The answer is an exact repeat of the entries below, with the pictures omitted.

==== MATERIAL FOR THIS EXERCISE

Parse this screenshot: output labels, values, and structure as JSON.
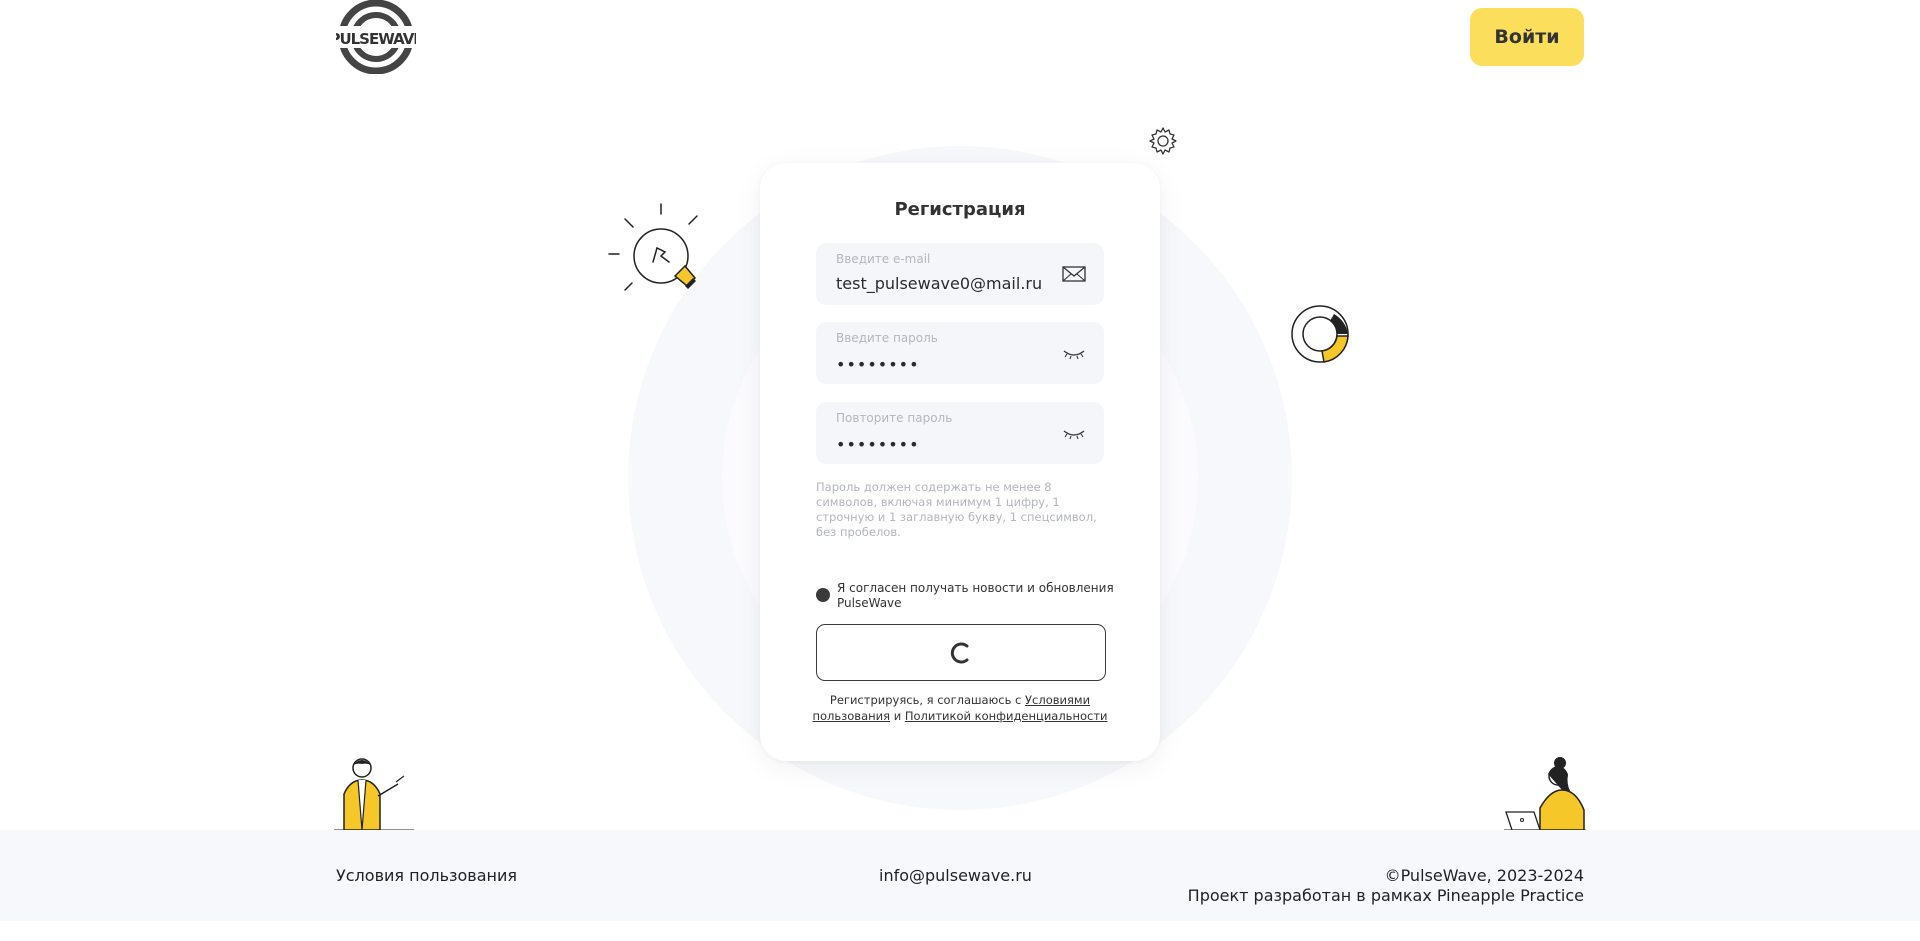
{
  "header": {
    "logo_text": "PULSEWAVE",
    "login_label": "Войти"
  },
  "form": {
    "title": "Регистрация",
    "email": {
      "label": "Введите e-mail",
      "value": "test_pulsewave0@mail.ru",
      "icon": "envelope-icon"
    },
    "password": {
      "label": "Введите пароль",
      "value": "••••••••",
      "icon": "eye-closed-icon"
    },
    "password_repeat": {
      "label": "Повторите пароль",
      "value": "••••••••",
      "icon": "eye-closed-icon"
    },
    "hint": "Пароль должен содержать не менее 8 символов, включая минимум 1 цифру, 1 строчную и 1 заглавную букву, 1 спецсимвол, без пробелов.",
    "consent": "Я согласен получать новости и обновления PulseWave",
    "terms_prefix": "Регистрируясь, я соглашаюсь с",
    "terms_link": "Условиями пользования",
    "terms_and": "и",
    "privacy_link": "Политикой конфиденциальности"
  },
  "footer": {
    "terms": "Условия пользования",
    "email": "info@pulsewave.ru",
    "copyright": "©PulseWave, 2023-2024",
    "project": "Проект разработан в рамках Pineapple Practice"
  },
  "colors": {
    "accent": "#fbdf5c",
    "background_circle": "#f7f8fc",
    "field_bg": "#f5f6fa",
    "text": "#2b2b2b",
    "muted": "#b3b6be"
  }
}
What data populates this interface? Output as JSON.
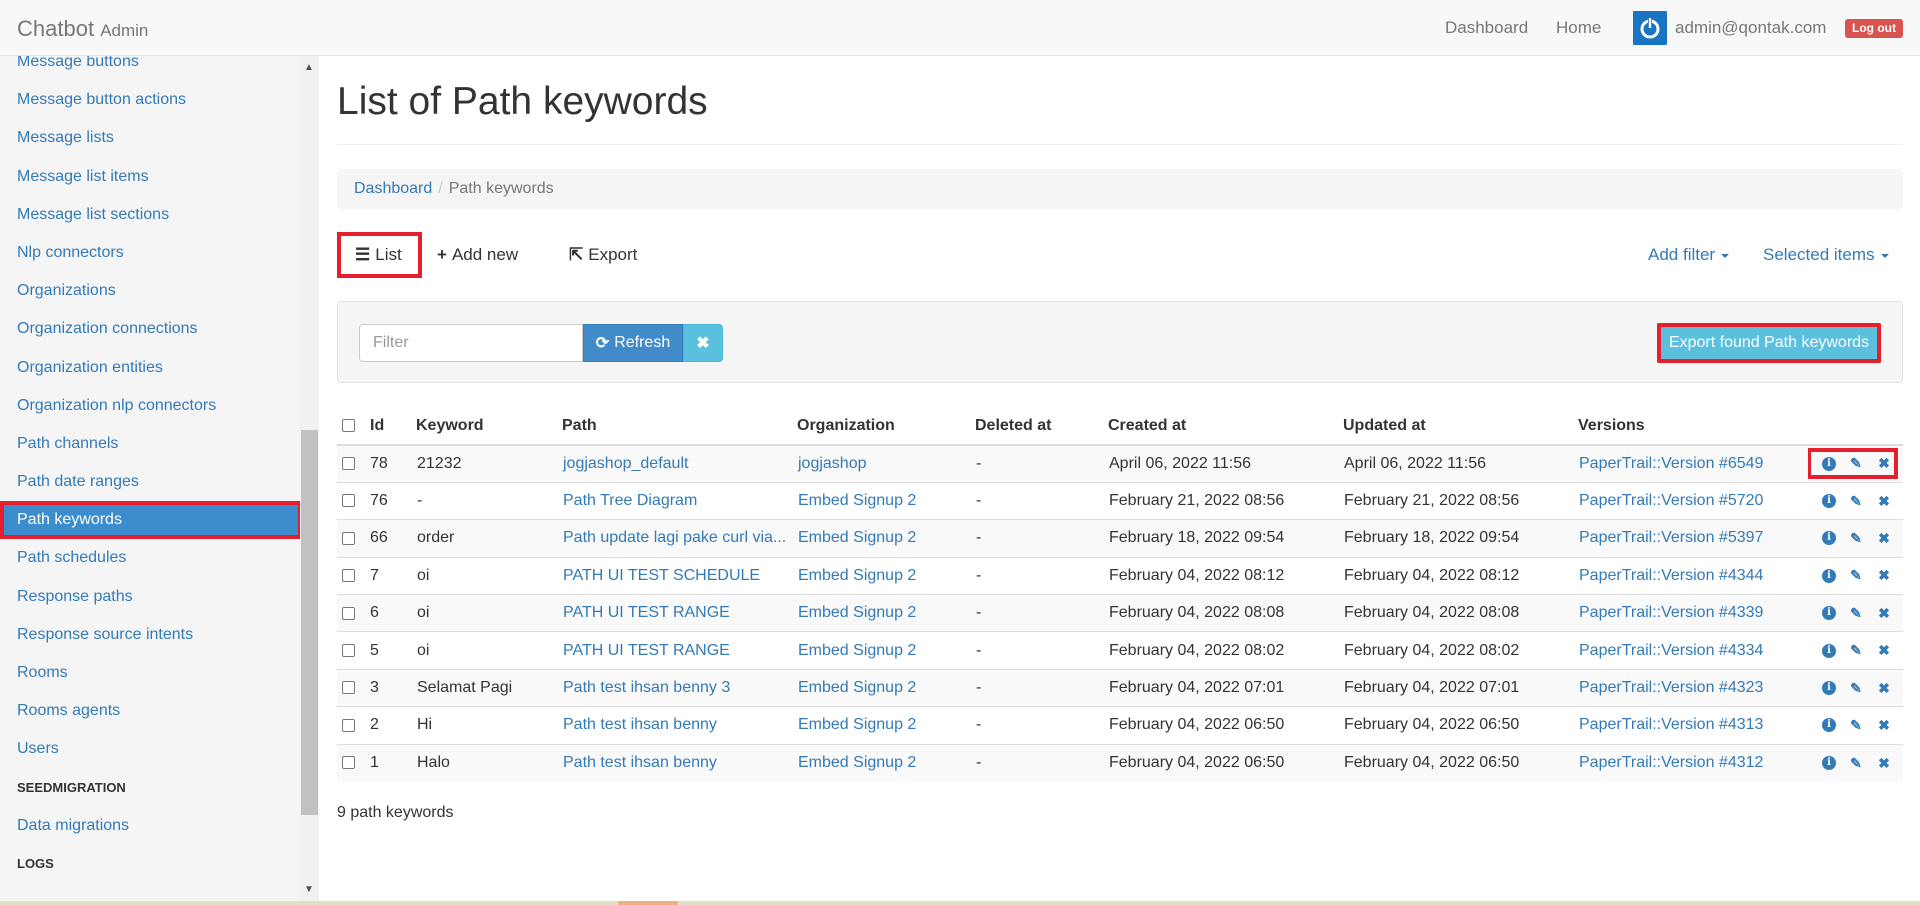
{
  "navbar": {
    "brand": "Chatbot",
    "brand_sub": "Admin",
    "links": [
      "Dashboard",
      "Home"
    ],
    "user_email": "admin@qontak.com",
    "logout_label": "Log out"
  },
  "sidebar": {
    "items": [
      "Message buttons",
      "Message button actions",
      "Message lists",
      "Message list items",
      "Message list sections",
      "Nlp connectors",
      "Organizations",
      "Organization connections",
      "Organization entities",
      "Organization nlp connectors",
      "Path channels",
      "Path date ranges",
      "Path keywords",
      "Path schedules",
      "Response paths",
      "Response source intents",
      "Rooms",
      "Rooms agents",
      "Users"
    ],
    "active_item": "Path keywords",
    "section_seed": "SEEDMIGRATION",
    "seed_items": [
      "Data migrations"
    ],
    "section_logs": "LOGS"
  },
  "page": {
    "title": "List of Path keywords",
    "breadcrumb_home": "Dashboard",
    "breadcrumb_current": "Path keywords"
  },
  "tabs": {
    "list": "List",
    "add_new": "Add new",
    "export": "Export",
    "add_filter": "Add filter",
    "selected_items": "Selected items"
  },
  "filter": {
    "placeholder": "Filter",
    "refresh_label": "Refresh",
    "export_found_label": "Export found Path keywords"
  },
  "table": {
    "headers": [
      "Id",
      "Keyword",
      "Path",
      "Organization",
      "Deleted at",
      "Created at",
      "Updated at",
      "Versions"
    ],
    "rows": [
      {
        "id": "78",
        "keyword": "21232",
        "path": "jogjashop_default",
        "organization": "jogjashop",
        "deleted_at": "-",
        "created_at": "April 06, 2022 11:56",
        "updated_at": "April 06, 2022 11:56",
        "version": "PaperTrail::Version #6549"
      },
      {
        "id": "76",
        "keyword": "-",
        "path": "Path Tree Diagram",
        "organization": "Embed Signup 2",
        "deleted_at": "-",
        "created_at": "February 21, 2022 08:56",
        "updated_at": "February 21, 2022 08:56",
        "version": "PaperTrail::Version #5720"
      },
      {
        "id": "66",
        "keyword": "order",
        "path": "Path update lagi pake curl via...",
        "organization": "Embed Signup 2",
        "deleted_at": "-",
        "created_at": "February 18, 2022 09:54",
        "updated_at": "February 18, 2022 09:54",
        "version": "PaperTrail::Version #5397"
      },
      {
        "id": "7",
        "keyword": "oi",
        "path": "PATH UI TEST SCHEDULE",
        "organization": "Embed Signup 2",
        "deleted_at": "-",
        "created_at": "February 04, 2022 08:12",
        "updated_at": "February 04, 2022 08:12",
        "version": "PaperTrail::Version #4344"
      },
      {
        "id": "6",
        "keyword": "oi",
        "path": "PATH UI TEST RANGE",
        "organization": "Embed Signup 2",
        "deleted_at": "-",
        "created_at": "February 04, 2022 08:08",
        "updated_at": "February 04, 2022 08:08",
        "version": "PaperTrail::Version #4339"
      },
      {
        "id": "5",
        "keyword": "oi",
        "path": "PATH UI TEST RANGE",
        "organization": "Embed Signup 2",
        "deleted_at": "-",
        "created_at": "February 04, 2022 08:02",
        "updated_at": "February 04, 2022 08:02",
        "version": "PaperTrail::Version #4334"
      },
      {
        "id": "3",
        "keyword": "Selamat Pagi",
        "path": "Path test ihsan benny 3",
        "organization": "Embed Signup 2",
        "deleted_at": "-",
        "created_at": "February 04, 2022 07:01",
        "updated_at": "February 04, 2022 07:01",
        "version": "PaperTrail::Version #4323"
      },
      {
        "id": "2",
        "keyword": "Hi",
        "path": "Path test ihsan benny",
        "organization": "Embed Signup 2",
        "deleted_at": "-",
        "created_at": "February 04, 2022 06:50",
        "updated_at": "February 04, 2022 06:50",
        "version": "PaperTrail::Version #4313"
      },
      {
        "id": "1",
        "keyword": "Halo",
        "path": "Path test ihsan benny",
        "organization": "Embed Signup 2",
        "deleted_at": "-",
        "created_at": "February 04, 2022 06:50",
        "updated_at": "February 04, 2022 06:50",
        "version": "PaperTrail::Version #4312"
      }
    ],
    "footer_count": "9 path keywords"
  },
  "colors": {
    "link": "#337ab7",
    "active_bg": "#3c8dce",
    "highlight": "#e4202e",
    "export_btn": "#5bc0de",
    "logout": "#d9534f"
  },
  "icons": {
    "list": "list-icon",
    "add": "plus-icon",
    "export": "share-icon",
    "refresh": "refresh-icon",
    "clear": "close-icon",
    "row_actions": [
      "info-icon",
      "pencil-icon",
      "delete-icon"
    ]
  }
}
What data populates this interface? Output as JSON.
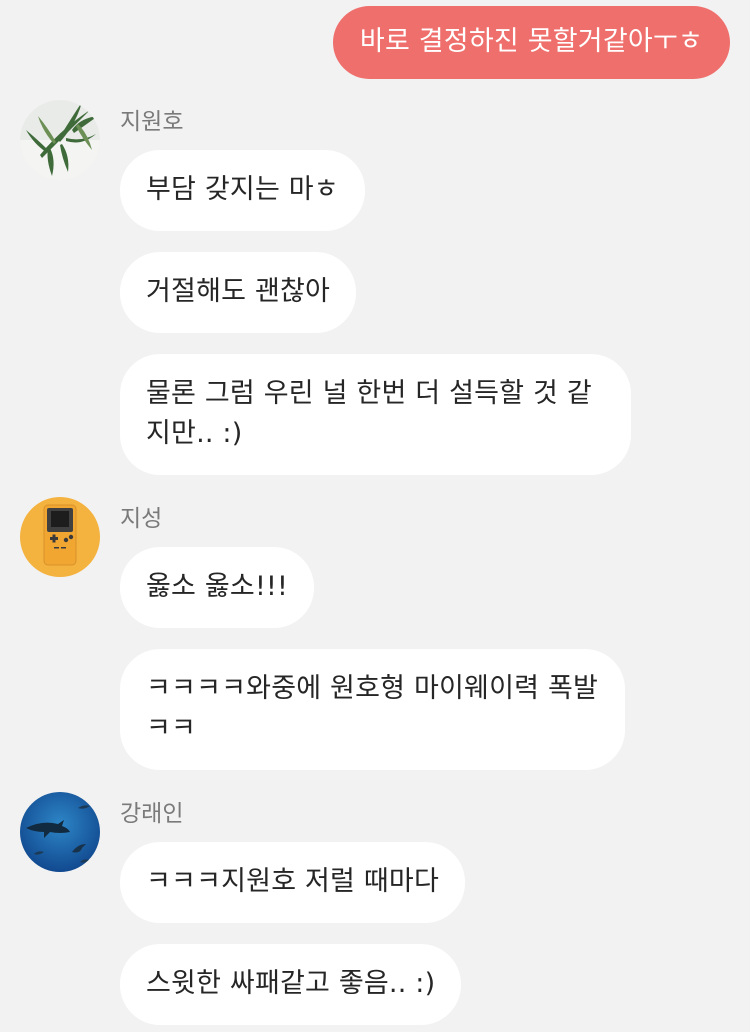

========

__ANSWER AREA__:
Parse this screenshot: output labels, values, and structure as JSON.
{
  "header": {
    "logo_text": "PULSEWAVE",
    "login_label": "Войти"
  },
  "form": {
    "title": "Регистрация",
    "email": {
      "label": "Введите e-mail",
      "value": "test_pulsewave0@mail.ru",
      "icon": "envelope-icon"
    },
    "password": {
      "label": "Введите пароль",
      "value": "••••••••",
      "icon": "eye-closed-icon"
    },
    "password_repeat": {
      "label": "Повторите пароль",
      "value": "••••••••",
      "icon": "eye-closed-icon"
    },
    "hint": "Пароль должен содержать не менее 8 символов, включая минимум 1 цифру, 1 строчную и 1 заглавную букву, 1 спецсимвол, без пробелов.",
    "consent": "Я согласен получать новости и обновления PulseWave",
    "terms_prefix": "Регистрируясь, я соглашаюсь с",
    "terms_link": "Условиями пользования",
    "terms_and": "и",
    "privacy_link": "Политикой конфиденциальности"
  },
  "footer": {
    "terms": "Условия пользования",
    "email": "info@pulsewave.ru",
    "copyright": "©PulseWave, 2023-2024",
    "project": "Проект разработан в рамках Pineapple Practice"
  },
  "colors": {
    "accent": "#fbdf5c",
    "background_circle": "#f7f8fc",
    "field_bg": "#f5f6fa",
    "text": "#2b2b2b",
    "muted": "#b3b6be"
  }
}
What data populates this interface? Output as JSON.
{
  "navbar": {
    "brand": "Chatbot",
    "brand_sub": "Admin",
    "links": [
      "Dashboard",
      "Home"
    ],
    "user_email": "admin@qontak.com",
    "logout_label": "Log out"
  },
  "sidebar": {
    "items": [
      "Message buttons",
      "Message button actions",
      "Message lists",
      "Message list items",
      "Message list sections",
      "Nlp connectors",
      "Organizations",
      "Organization connections",
      "Organization entities",
      "Organization nlp connectors",
      "Path channels",
      "Path date ranges",
      "Path keywords",
      "Path schedules",
      "Response paths",
      "Response source intents",
      "Rooms",
      "Rooms agents",
      "Users"
    ],
    "active_item": "Path keywords",
    "section_seed": "SEEDMIGRATION",
    "seed_items": [
      "Data migrations"
    ],
    "section_logs": "LOGS"
  },
  "page": {
    "title": "List of Path keywords",
    "breadcrumb_home": "Dashboard",
    "breadcrumb_current": "Path keywords"
  },
  "tabs": {
    "list": "List",
    "add_new": "Add new",
    "export": "Export",
    "add_filter": "Add filter",
    "selected_items": "Selected items"
  },
  "filter": {
    "placeholder": "Filter",
    "refresh_label": "Refresh",
    "export_found_label": "Export found Path keywords"
  },
  "table": {
    "headers": [
      "Id",
      "Keyword",
      "Path",
      "Organization",
      "Deleted at",
      "Created at",
      "Updated at",
      "Versions"
    ],
    "rows": [
      {
        "id": "78",
        "keyword": "21232",
        "path": "jogjashop_default",
        "organization": "jogjashop",
        "deleted_at": "-",
        "created_at": "April 06, 2022 11:56",
        "updated_at": "April 06, 2022 11:56",
        "version": "PaperTrail::Version #6549"
      },
      {
        "id": "76",
        "keyword": "-",
        "path": "Path Tree Diagram",
        "organization": "Embed Signup 2",
        "deleted_at": "-",
        "created_at": "February 21, 2022 08:56",
        "updated_at": "February 21, 2022 08:56",
        "version": "PaperTrail::Version #5720"
      },
      {
        "id": "66",
        "keyword": "order",
        "path": "Path update lagi pake curl via...",
        "organization": "Embed Signup 2",
        "deleted_at": "-",
        "created_at": "February 18, 2022 09:54",
        "updated_at": "February 18, 2022 09:54",
        "version": "PaperTrail::Version #5397"
      },
      {
        "id": "7",
        "keyword": "oi",
        "path": "PATH UI TEST SCHEDULE",
        "organization": "Embed Signup 2",
        "deleted_at": "-",
        "created_at": "February 04, 2022 08:12",
        "updated_at": "February 04, 2022 08:12",
        "version": "PaperTrail::Version #4344"
      },
      {
        "id": "6",
        "keyword": "oi",
        "path": "PATH UI TEST RANGE",
        "organization": "Embed Signup 2",
        "deleted_at": "-",
        "created_at": "February 04, 2022 08:08",
        "updated_at": "February 04, 2022 08:08",
        "version": "PaperTrail::Version #4339"
      },
      {
        "id": "5",
        "keyword": "oi",
        "path": "PATH UI TEST RANGE",
        "organization": "Embed Signup 2",
        "deleted_at": "-",
        "created_at": "February 04, 2022 08:02",
        "updated_at": "February 04, 2022 08:02",
        "version": "PaperTrail::Version #4334"
      },
      {
        "id": "3",
        "keyword": "Selamat Pagi",
        "path": "Path test ihsan benny 3",
        "organization": "Embed Signup 2",
        "deleted_at": "-",
        "created_at": "February 04, 2022 07:01",
        "updated_at": "February 04, 2022 07:01",
        "version": "PaperTrail::Version #4323"
      },
      {
        "id": "2",
        "keyword": "Hi",
        "path": "Path test ihsan benny",
        "organization": "Embed Signup 2",
        "deleted_at": "-",
        "created_at": "February 04, 2022 06:50",
        "updated_at": "February 04, 2022 06:50",
        "version": "PaperTrail::Version #4313"
      },
      {
        "id": "1",
        "keyword": "Halo",
        "path": "Path test ihsan benny",
        "organization": "Embed Signup 2",
        "deleted_at": "-",
        "created_at": "February 04, 2022 06:50",
        "updated_at": "February 04, 2022 06:50",
        "version": "PaperTrail::Version #4312"
      }
    ],
    "footer_count": "9 path keywords"
  },
  "colors": {
    "link": "#337ab7",
    "active_bg": "#3c8dce",
    "highlight": "#e4202e",
    "export_btn": "#5bc0de",
    "logout": "#d9534f"
  },
  "icons": {
    "list": "list-icon",
    "add": "plus-icon",
    "export": "share-icon",
    "refresh": "refresh-icon",
    "clear": "close-icon",
    "row_actions": [
      "info-icon",
      "pencil-icon",
      "delete-icon"
    ]
  }
}
What data populates this interface? Output as JSON.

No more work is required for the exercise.